The film starts with Craig’s long awaited gun-barrel opening sequence. While thematically I understand why it wasn’t in the first two Craig era Bond films, it’s return made me extremely happy. After the gun-barrel is finished, director Sam Mendes pulls us into a four-and-a-half minute tracking shot through the Day of The Dead parade in Mexico City. It’s an breathtaking way to start any film, and with the scene gradually building up to an excellent, explosive action sequence, it feels like one of the best Bond pre-title sequences in a long time.

The action scenes, the meat of a James Bond film, are executed well through the film. While most of the big action set pieces are directed exceptionally, the smaller build ups are sometimes brushed over too quickly (we don’t need handheld/close cut camera nonsense back in this series after Quantum Of Solace). The beginning action scene in Mexico, along with a car chase between Bond and Hinx in Rome are my two favourite scenes, as well as a shootout that takes place in Oberhauser’s main base of operations.

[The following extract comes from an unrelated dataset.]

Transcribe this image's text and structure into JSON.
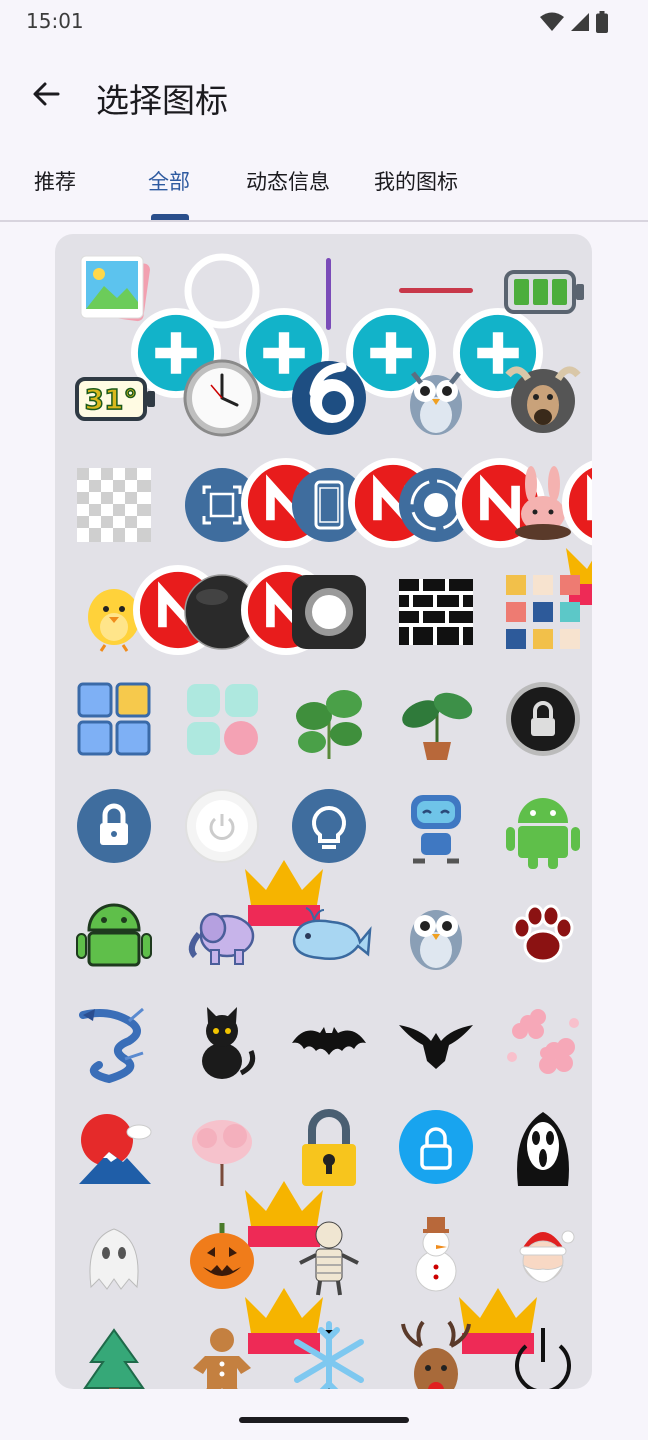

There were a few problems I had with SPECTRE, as always. While the film has its fair share of funny lines, some of them just don’t fall the right way. Similar to The Man From U.N.C.L.E., the actors stand still for a second to let the audience laugh, but there were a couple of lines that delivered no laughs from the audience I was in. The other problem I had was that I felt there was no chemistry between Craig and Naomi Harris. Instead of the barely concealed flirting of past years between Bond and Moneypenny, here it just feels forced. But these are just small nitpicks in an amazing Bond film.

In conclusion, SPECTRE is a fantastic follow-up to Skyfall. While I was a bit worried it might have suffered from media overhype, as soon as the film started I knew Sam Mendes had once again made one of the best Bond films in the franchise.

Score: 10/10 A brilliant continuation for Craig’s Bond.